Please show all lines of the records that include "你的技术开发频道".

..............................

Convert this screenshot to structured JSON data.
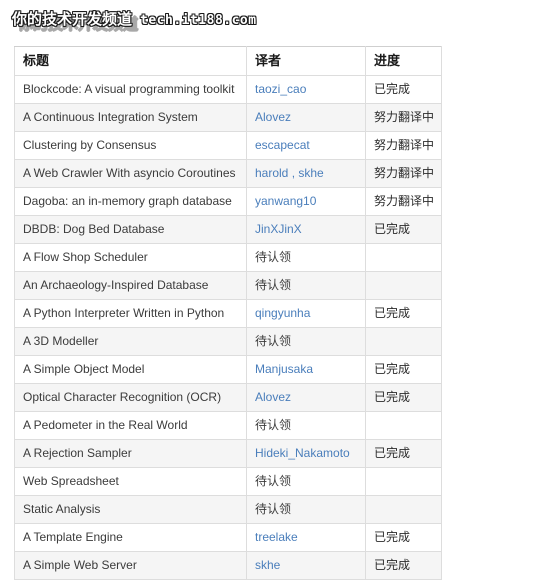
{
  "watermark": {
    "brand_cn": "你的技术开发频道",
    "url": "tech.it188.com",
    "ghost_cn": "你的技术开发频道"
  },
  "table": {
    "columns": [
      {
        "key": "title",
        "label": "标题"
      },
      {
        "key": "translator",
        "label": "译者"
      },
      {
        "key": "progress",
        "label": "进度"
      }
    ],
    "unclaimed_label": "待认领",
    "status_done": "已完成",
    "status_in_progress": "努力翻译中",
    "link_color": "#4a7ebb",
    "shaded_row_color": "#f5f5f5",
    "border_color": "#dddddd",
    "rows": [
      {
        "title": "Blockcode: A visual programming toolkit",
        "translator": "taozi_cao",
        "translator_is_link": true,
        "progress": "已完成"
      },
      {
        "title": "A Continuous Integration System",
        "translator": "Alovez",
        "translator_is_link": true,
        "progress": "努力翻译中"
      },
      {
        "title": "Clustering by Consensus",
        "translator": "escapecat",
        "translator_is_link": true,
        "progress": "努力翻译中"
      },
      {
        "title": "A Web Crawler With asyncio Coroutines",
        "translator": "harold , skhe",
        "translator_is_link": true,
        "progress": "努力翻译中"
      },
      {
        "title": "Dagoba: an in-memory graph database",
        "translator": "yanwang10",
        "translator_is_link": true,
        "progress": "努力翻译中"
      },
      {
        "title": "DBDB: Dog Bed Database",
        "translator": "JinXJinX",
        "translator_is_link": true,
        "progress": "已完成"
      },
      {
        "title": "A Flow Shop Scheduler",
        "translator": "待认领",
        "translator_is_link": false,
        "progress": ""
      },
      {
        "title": "An Archaeology-Inspired Database",
        "translator": "待认领",
        "translator_is_link": false,
        "progress": ""
      },
      {
        "title": "A Python Interpreter Written in Python",
        "translator": "qingyunha",
        "translator_is_link": true,
        "progress": "已完成"
      },
      {
        "title": "A 3D Modeller",
        "translator": "待认领",
        "translator_is_link": false,
        "progress": ""
      },
      {
        "title": "A Simple Object Model",
        "translator": "Manjusaka",
        "translator_is_link": true,
        "progress": "已完成"
      },
      {
        "title": "Optical Character Recognition (OCR)",
        "translator": "Alovez",
        "translator_is_link": true,
        "progress": "已完成"
      },
      {
        "title": "A Pedometer in the Real World",
        "translator": "待认领",
        "translator_is_link": false,
        "progress": ""
      },
      {
        "title": "A Rejection Sampler",
        "translator": "Hideki_Nakamoto",
        "translator_is_link": true,
        "progress": "已完成"
      },
      {
        "title": "Web Spreadsheet",
        "translator": "待认领",
        "translator_is_link": false,
        "progress": ""
      },
      {
        "title": "Static Analysis",
        "translator": "待认领",
        "translator_is_link": false,
        "progress": ""
      },
      {
        "title": "A Template Engine",
        "translator": "treelake",
        "translator_is_link": true,
        "progress": "已完成"
      },
      {
        "title": "A Simple Web Server",
        "translator": "skhe",
        "translator_is_link": true,
        "progress": "已完成"
      }
    ]
  }
}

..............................

→ Expected answer:
    "brand_cn": "你的技术开发频道",
    "ghost_cn": "你的技术开发频道"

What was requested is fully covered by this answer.